◆ The problem
For this exercise, report every line of the material that includes "kind".

◆ Records for processing
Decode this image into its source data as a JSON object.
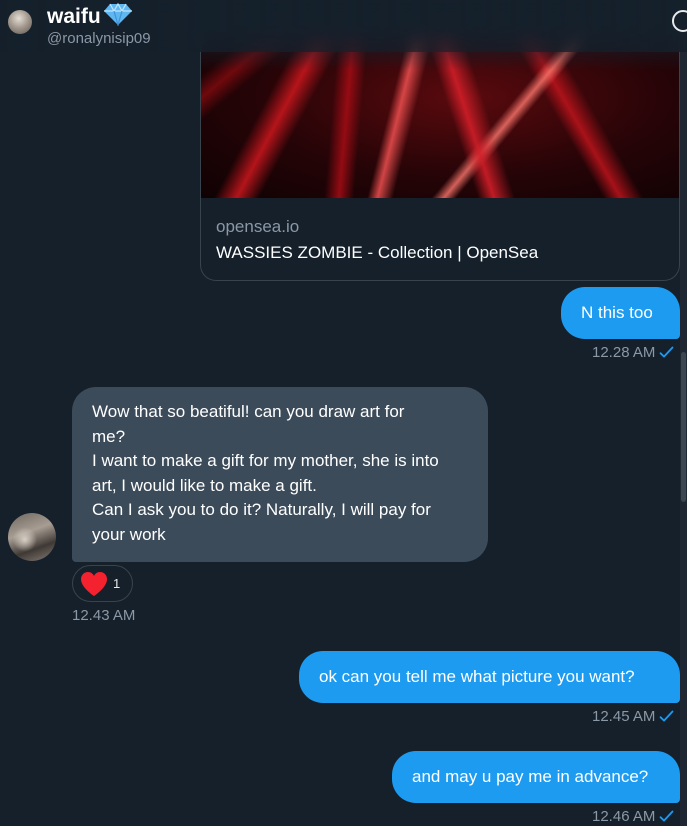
{
  "header": {
    "name": "waifu",
    "handle": "@ronalynisip09",
    "verified_icon": "gem-icon"
  },
  "link_card": {
    "domain": "opensea.io",
    "title": "WASSIES ZOMBIE - Collection | OpenSea"
  },
  "messages": [
    {
      "direction": "sent",
      "text": "N this too",
      "time": "12.28 AM",
      "status_icon": "check-icon"
    },
    {
      "direction": "received",
      "lines": [
        "Wow that so beatiful! can you draw art for",
        "me?",
        "I want to make a gift for my mother, she is into",
        "art, I would like to make a gift.",
        "Can I ask you to do it? Naturally, I will pay for",
        "your work"
      ],
      "reaction": {
        "icon": "heart-icon",
        "count": "1"
      },
      "time": "12.43 AM"
    },
    {
      "direction": "sent",
      "text": "ok can you tell me what picture you want?",
      "time": "12.45 AM",
      "status_icon": "check-icon"
    },
    {
      "direction": "sent",
      "text": "and may u pay me in advance?",
      "time": "12.46 AM",
      "status_icon": "check-icon"
    }
  ],
  "colors": {
    "background": "#15202b",
    "sent_bubble": "#1d9bf0",
    "received_bubble": "#3c4b5a",
    "muted_text": "#8b98a5",
    "heart": "#f91880"
  }
}
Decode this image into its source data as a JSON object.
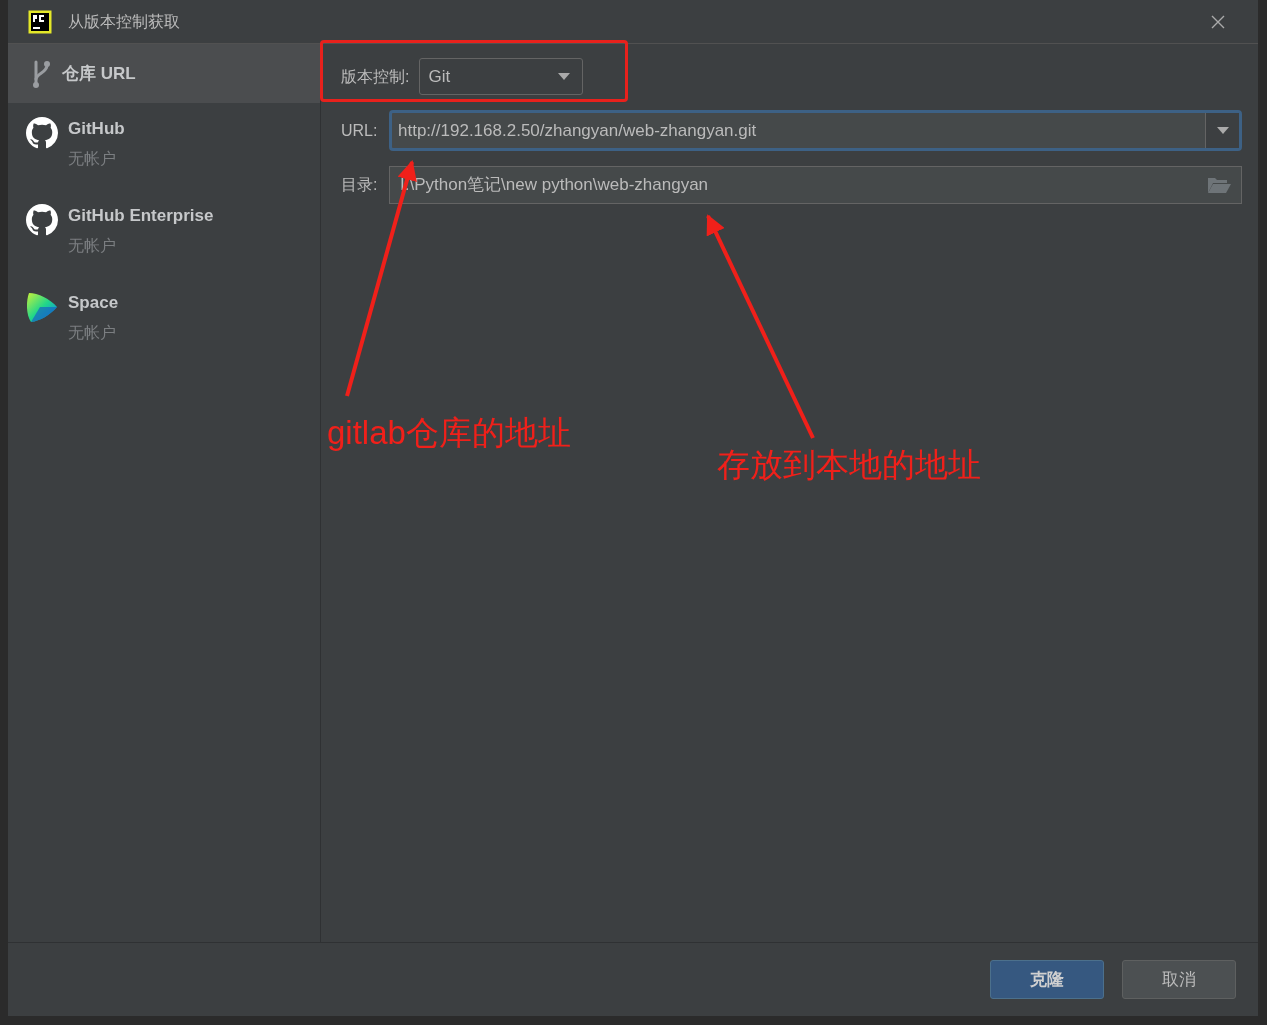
{
  "window": {
    "title": "从版本控制获取"
  },
  "sidebar": {
    "items": [
      {
        "kind": "url",
        "label": "仓库 URL",
        "selected": true
      },
      {
        "kind": "github",
        "label": "GitHub",
        "sublabel": "无帐户",
        "selected": false
      },
      {
        "kind": "github",
        "label": "GitHub Enterprise",
        "sublabel": "无帐户",
        "selected": false
      },
      {
        "kind": "space",
        "label": "Space",
        "sublabel": "无帐户",
        "selected": false
      }
    ]
  },
  "form": {
    "vcs_label": "版本控制:",
    "vcs_value": "Git",
    "url_label": "URL:",
    "url_value": "http://192.168.2.50/zhangyan/web-zhangyan.git",
    "url_focused": true,
    "dir_label": "目录:",
    "dir_value": "I:\\Python笔记\\new python\\web-zhangyan"
  },
  "annotations": [
    {
      "text": "gitlab仓库的地址"
    },
    {
      "text": "存放到本地的地址"
    }
  ],
  "buttons": [
    {
      "kind": "primary",
      "label": "克隆"
    },
    {
      "kind": "secondary",
      "label": "取消"
    }
  ]
}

◆ Response to the exercise
        "kind": "url",
        "kind": "github",
        "kind": "github",
        "kind": "space",
      "kind": "primary",
      "kind": "secondary",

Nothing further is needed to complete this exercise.